Thursday, January 28, 2016

Sycamore Canyon in the Patagonia Mountains

I’m almost to Peru, where I’ll leading my WINGS tour in the states of San Martín and Amazonas. Some really cool birds are waiting for us, and I’ll take a break boning up on their call notes in order to share a few photos from the only birding I did in the past week.

Last Wednesday I joined my friends Ken and Laurel from Fairbanks (we were all birders in Corvallis when I was in college). Only after they arrived at my place did we decide on where to go, and since they had not managed to find any Spotted Owls in the still very cold and icy canyons in the Huachucas on their own, I thought it would be fun to see the area where one I saw on the Patagonia Christmas Bird Count five weeks earlier. It wasn’t in the same tree, but it was nearby. Ken walked right under it before I spotted it.
Spotted Owl

The grassy, open oak woodlands here is ideal habitat for Montezuma Quail, but we didn’t find any today. But like five weeks ago there were still lots of flocks of Chipping Sparrows and Dark-eyed Juncos, and we spotted to Black-throated Gray Warblers among them. In one of them I spotted a rare Slate-colored Junco, the only one I’ve seen this winter.
Dark-eyed Junco (Slate-colored)

This would be a wonderful bird quiz photo, and I know some people who could probably figure it out. But I saw it well, and it called at the time, and can confirm it as a Hammond’s Flycatcher. The wingbars are too broad even for a Hutton’s Vireo, and to tell it from Dusky Flycatcher, the length and spacing of the primary tips as they project beyond the tertials is important.
Hammond's Flycatcher

We saw two Golden Eagles soaring and flying around repeatedly during our hike.
Golden Eagle

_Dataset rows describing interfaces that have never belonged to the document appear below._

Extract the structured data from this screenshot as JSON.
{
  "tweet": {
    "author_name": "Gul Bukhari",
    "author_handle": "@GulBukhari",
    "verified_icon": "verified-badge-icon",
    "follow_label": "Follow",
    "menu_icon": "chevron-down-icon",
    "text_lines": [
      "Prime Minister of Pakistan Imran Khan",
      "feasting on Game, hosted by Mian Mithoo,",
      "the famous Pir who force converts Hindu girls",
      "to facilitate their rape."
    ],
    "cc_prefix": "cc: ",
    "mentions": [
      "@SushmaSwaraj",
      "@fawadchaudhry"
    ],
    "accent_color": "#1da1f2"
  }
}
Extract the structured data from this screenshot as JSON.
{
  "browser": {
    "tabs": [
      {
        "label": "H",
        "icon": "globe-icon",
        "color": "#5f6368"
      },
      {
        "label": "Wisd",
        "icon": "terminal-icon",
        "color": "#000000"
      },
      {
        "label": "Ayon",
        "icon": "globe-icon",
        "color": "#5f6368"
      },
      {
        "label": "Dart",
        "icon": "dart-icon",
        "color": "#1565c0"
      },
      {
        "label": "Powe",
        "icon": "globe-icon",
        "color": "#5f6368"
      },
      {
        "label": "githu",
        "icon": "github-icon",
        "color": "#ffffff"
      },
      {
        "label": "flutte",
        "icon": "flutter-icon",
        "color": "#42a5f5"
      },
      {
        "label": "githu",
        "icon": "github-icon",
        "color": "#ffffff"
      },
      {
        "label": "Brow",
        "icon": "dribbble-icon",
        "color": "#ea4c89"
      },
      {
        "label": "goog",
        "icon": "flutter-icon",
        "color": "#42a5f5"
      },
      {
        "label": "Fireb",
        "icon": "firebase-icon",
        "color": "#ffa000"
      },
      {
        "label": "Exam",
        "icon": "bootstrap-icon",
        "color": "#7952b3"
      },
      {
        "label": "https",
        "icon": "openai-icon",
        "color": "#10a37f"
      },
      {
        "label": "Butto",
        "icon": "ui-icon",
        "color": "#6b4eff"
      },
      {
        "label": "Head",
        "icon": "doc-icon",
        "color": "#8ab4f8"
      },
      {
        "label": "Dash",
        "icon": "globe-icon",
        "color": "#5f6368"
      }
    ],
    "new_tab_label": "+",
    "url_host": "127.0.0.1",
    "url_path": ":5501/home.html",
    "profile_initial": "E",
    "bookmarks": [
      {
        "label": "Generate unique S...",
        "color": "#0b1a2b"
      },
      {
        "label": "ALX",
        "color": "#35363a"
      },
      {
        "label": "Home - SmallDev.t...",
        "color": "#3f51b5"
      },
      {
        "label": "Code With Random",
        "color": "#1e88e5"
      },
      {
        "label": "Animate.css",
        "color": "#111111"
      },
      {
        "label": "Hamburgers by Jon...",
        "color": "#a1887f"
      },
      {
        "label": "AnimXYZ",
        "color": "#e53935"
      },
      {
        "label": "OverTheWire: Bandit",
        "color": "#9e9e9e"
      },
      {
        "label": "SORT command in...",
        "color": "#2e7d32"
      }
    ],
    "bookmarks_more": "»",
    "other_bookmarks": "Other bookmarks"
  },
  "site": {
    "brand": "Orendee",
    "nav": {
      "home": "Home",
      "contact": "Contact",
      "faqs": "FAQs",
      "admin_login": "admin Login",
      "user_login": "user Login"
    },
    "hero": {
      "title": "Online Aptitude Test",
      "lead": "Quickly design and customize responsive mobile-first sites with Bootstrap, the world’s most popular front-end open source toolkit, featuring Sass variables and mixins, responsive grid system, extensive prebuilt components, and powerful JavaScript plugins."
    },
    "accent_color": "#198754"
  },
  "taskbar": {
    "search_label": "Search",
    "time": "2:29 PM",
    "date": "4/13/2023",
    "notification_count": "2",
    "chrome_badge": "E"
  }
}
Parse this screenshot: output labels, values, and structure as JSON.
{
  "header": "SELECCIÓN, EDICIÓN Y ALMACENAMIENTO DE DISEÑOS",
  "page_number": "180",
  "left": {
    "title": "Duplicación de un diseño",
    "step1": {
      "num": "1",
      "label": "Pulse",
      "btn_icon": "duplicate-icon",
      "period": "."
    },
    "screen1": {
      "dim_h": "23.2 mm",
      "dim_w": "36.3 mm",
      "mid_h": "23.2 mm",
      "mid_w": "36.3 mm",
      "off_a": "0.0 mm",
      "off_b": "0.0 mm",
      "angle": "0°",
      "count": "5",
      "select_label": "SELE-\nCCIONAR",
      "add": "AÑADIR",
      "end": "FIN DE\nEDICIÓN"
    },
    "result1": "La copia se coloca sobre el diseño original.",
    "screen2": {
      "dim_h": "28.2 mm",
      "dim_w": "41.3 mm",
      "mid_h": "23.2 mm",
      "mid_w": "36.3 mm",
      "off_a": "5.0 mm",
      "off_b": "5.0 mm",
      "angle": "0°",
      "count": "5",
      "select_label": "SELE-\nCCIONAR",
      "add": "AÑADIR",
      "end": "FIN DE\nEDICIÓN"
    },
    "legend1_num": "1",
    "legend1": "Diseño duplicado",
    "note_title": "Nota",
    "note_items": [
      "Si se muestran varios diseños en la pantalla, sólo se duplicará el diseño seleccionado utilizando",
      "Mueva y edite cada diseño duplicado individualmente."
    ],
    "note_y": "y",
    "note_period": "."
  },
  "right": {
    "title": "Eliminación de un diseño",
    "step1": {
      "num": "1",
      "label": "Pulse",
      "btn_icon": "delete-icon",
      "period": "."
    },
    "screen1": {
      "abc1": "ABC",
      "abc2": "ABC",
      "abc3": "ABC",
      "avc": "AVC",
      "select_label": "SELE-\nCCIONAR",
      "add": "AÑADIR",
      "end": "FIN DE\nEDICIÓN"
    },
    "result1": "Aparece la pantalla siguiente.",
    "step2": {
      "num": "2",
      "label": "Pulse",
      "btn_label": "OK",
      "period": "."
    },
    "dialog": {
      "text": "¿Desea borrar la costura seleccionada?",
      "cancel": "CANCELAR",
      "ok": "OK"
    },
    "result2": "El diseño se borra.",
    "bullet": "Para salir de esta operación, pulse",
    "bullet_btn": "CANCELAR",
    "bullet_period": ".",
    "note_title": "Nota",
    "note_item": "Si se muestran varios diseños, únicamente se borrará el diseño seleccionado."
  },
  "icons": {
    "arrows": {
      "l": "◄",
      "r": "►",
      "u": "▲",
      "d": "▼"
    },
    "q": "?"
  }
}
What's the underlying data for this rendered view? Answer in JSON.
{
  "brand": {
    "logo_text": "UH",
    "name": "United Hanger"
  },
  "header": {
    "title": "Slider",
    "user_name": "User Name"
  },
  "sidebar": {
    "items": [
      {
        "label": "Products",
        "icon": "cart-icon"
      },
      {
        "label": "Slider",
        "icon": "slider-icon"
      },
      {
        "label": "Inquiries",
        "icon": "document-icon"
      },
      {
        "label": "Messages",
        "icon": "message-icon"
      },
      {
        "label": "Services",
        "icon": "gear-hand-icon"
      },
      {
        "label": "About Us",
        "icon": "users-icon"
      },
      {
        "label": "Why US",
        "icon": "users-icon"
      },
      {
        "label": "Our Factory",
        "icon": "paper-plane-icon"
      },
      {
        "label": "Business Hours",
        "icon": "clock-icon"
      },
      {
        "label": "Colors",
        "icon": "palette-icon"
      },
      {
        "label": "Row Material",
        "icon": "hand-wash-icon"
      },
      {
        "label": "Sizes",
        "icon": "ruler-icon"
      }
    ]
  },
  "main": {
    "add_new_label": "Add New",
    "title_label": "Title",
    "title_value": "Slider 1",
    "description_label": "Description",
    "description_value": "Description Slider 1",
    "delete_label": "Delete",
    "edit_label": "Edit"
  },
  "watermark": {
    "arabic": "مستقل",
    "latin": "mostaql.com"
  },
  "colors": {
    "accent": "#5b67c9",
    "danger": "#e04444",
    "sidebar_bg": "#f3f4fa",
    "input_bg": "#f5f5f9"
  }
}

I was surprised to find an active grasshopper on this chilly date. It was actually quite small and it was remarkable how it flushed from the grasses to retreat into the lower branches of an Alligator Juniper. If my submission to Bugguide get labeled, I’ll try to remember to update it here.
2/21/16: I've just received notification from Buggide that David Ferguson has identified this as Aidemona azteca, the Aztec Spur-throat. It is one of only six species of grasshopper that have been posted from the month of January in Arizona.

Here’s a zoomed in view of the Atascosa Mountains 25 miles to the west.

No comments:

Post a Comment